Recognising the signs of disruption
Disruption: It’s become the latest buzzword in business, and is likely being heard with increasing regularity in every boardroom across Australia – and so it should be, because no industry or business is impervious to it.
In recent years, entire industries have been disrupted at a rapid rate.
Take the taxi industry in Australia for example, which is still grappling with how to compete with Uber, five years after the ride-sharing service disrupted what had been a captive market. Or AirBNB, which has shaken up the rules when it comes to managing holiday rentals.
Subscription Video on Demand services such as Netflix are also disrupting free-to-air television, by giving viewers the flexibility to watch their favourite shows whenever and wherever they want.
And with more than seven million subscribers – representing one in three Australians – the platform is showing no signs of slowing its disruptive streak. According to Roy Morgan Research, Netflix recorded a 20 per cent jump in household subscriptions between December 2016 and March 2017 alone.
While new technology plays a central role in disrupting industries or businesses, it’s often the offer of an enhanced user experience that is the key to success.
Digital marketing company Alyka explored this topic in a recent podcast with special guest Charlie Gunningham, Founder of Damburst. Here’s a summary of three key insights from their discussion.
What can businesses learn from disruption?
1. Don’t be complacent
Consumer behaviour is changing. We want information fast and we want to be able to access it wherever we are, whenever we want and on the device of our choosing. Younger generations aren’t picking up magazines or watching free-to-air TV: they’re reading news on social media and binge-watching TV shows through subscription services.
Therefore it should come as no surprise that improving customer experience, or solving a common problem, is often at the heart of any major disruption. It’s a lesson for every business – consumers are changing, and businesses must evolve with them.
Charlie Gunningham suggested businesses should actually be most nervous when they’re doing well, because they lose sight of the disruptive activity that might be creeping up on them. A profitable business can also be an indicator to entrepreneurs that there is money to be made in an industry if a better service or product can be offered.
2. Embrace problems
How do you avoid being disrupted? Solving problems for your customers and improving user experience at every touchpoint in the consumer journey is a great starting point.
To reference the rise of Uber again: it didn’t offer a vastly different product to the taxi industry, but it did offer an improved customer experience, making it easier, cheaper and more convenient to find a ride.
But better customer service won’t always win. That’s why, according to Charlie Gunningham, businesses should always maintain focus on the problem they are trying to solve, rather than getting too caught up in the fancy product they’ve created.

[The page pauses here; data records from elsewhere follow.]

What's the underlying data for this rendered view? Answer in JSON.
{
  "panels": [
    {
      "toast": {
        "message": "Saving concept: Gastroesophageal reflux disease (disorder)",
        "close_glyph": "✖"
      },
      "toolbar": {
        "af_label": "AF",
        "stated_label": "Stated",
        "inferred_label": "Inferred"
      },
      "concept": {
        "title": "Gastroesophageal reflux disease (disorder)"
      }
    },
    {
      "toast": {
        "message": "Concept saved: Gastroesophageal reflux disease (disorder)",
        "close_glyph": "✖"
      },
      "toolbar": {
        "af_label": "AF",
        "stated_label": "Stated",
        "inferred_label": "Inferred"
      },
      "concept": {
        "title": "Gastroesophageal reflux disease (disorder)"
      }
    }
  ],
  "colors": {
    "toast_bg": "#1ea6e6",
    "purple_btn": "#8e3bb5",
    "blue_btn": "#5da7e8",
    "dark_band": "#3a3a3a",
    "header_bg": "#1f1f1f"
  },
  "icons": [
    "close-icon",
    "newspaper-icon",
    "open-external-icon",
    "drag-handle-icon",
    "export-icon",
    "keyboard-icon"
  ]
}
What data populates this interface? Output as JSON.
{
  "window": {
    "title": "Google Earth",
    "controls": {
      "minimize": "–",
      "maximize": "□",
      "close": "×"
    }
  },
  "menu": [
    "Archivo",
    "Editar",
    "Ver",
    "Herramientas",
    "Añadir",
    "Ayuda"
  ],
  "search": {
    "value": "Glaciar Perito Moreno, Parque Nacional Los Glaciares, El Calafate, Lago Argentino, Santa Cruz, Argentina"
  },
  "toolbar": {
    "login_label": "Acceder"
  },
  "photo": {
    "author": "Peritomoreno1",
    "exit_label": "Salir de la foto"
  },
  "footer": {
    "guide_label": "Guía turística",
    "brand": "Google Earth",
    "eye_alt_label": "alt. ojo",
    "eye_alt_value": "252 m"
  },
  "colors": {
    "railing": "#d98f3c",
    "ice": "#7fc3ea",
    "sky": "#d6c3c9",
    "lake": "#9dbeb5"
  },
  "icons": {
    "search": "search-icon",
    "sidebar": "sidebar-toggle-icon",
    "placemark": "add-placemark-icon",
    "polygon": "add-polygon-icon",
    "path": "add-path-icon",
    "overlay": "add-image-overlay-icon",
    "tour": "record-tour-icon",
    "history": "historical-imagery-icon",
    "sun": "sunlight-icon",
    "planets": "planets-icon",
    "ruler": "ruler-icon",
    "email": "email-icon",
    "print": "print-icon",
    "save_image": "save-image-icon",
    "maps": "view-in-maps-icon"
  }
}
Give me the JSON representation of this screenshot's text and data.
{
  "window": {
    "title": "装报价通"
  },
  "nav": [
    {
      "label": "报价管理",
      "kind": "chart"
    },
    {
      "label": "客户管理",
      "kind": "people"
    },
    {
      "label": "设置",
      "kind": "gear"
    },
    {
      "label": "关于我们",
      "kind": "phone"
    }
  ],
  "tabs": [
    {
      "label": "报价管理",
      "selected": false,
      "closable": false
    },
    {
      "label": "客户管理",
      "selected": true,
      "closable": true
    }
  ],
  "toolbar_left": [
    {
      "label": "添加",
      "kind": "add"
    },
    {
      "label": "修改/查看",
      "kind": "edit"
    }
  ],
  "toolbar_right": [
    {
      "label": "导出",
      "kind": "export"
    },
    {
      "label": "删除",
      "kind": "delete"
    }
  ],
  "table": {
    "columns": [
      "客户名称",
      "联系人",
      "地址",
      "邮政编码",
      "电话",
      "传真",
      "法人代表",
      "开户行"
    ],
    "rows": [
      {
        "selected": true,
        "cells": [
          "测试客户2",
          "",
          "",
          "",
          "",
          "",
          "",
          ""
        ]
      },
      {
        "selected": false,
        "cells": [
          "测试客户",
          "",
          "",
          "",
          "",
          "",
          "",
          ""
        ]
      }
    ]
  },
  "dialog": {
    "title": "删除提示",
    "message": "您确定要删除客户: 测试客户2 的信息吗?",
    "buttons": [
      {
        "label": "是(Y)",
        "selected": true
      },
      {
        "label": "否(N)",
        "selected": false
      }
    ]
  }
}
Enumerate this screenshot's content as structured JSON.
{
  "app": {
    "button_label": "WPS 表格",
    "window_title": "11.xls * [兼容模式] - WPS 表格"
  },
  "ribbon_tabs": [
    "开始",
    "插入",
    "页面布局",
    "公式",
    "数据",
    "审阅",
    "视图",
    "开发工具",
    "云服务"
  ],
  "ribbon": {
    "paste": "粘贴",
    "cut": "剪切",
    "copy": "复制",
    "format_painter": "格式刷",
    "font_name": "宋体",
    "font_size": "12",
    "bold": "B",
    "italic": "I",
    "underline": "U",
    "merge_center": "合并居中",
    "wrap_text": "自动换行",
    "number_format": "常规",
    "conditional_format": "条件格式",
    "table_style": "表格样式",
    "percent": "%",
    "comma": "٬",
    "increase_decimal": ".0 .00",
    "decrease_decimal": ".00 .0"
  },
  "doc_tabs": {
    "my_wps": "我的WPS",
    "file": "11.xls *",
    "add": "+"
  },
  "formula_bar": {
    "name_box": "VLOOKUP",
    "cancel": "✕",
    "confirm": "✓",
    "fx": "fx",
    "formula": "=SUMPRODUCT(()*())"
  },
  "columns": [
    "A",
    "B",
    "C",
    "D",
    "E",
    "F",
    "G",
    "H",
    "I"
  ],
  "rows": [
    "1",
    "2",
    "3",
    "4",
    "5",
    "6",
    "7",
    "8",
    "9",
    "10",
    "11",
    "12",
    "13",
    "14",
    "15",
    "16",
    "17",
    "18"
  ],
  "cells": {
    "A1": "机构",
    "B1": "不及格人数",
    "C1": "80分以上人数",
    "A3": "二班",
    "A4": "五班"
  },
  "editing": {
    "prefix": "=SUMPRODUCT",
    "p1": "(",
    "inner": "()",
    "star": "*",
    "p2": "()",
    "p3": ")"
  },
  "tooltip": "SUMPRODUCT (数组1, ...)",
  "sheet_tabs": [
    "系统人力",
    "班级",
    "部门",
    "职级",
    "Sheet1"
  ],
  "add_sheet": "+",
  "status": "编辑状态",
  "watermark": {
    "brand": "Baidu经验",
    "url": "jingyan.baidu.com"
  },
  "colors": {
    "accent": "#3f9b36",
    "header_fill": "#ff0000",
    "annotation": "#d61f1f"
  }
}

3. Use digital disruption to your advantage
The imminent introduction of Amazon in Australia will see the internet shopping giant compete with major established players, and is expected to cause major disruption in the already struggling retail sector.
But rather than be threatened by Amazon, Alyka Director Zion Ong believes local retailers should invest in improving the customer experience on their websites, while also mastering the art of selling on Amazon to maximise the benefits of this disruption.
Where possible, businesses should also identify opportunities to benefit from the plethora of new technologies, products and solutions, such as robots and artificial intelligence that are coming on to the market.
With the growing success and popularity of companies like Tesla, all eyes are now focused on the emergence of autonomous vehicles and anticipating the significant impact it will have on the world as we know it.
To listen to the podcast, visit: https://soundcloud.com/askalyka/ask-alyka-episode-6-charlie-gunningham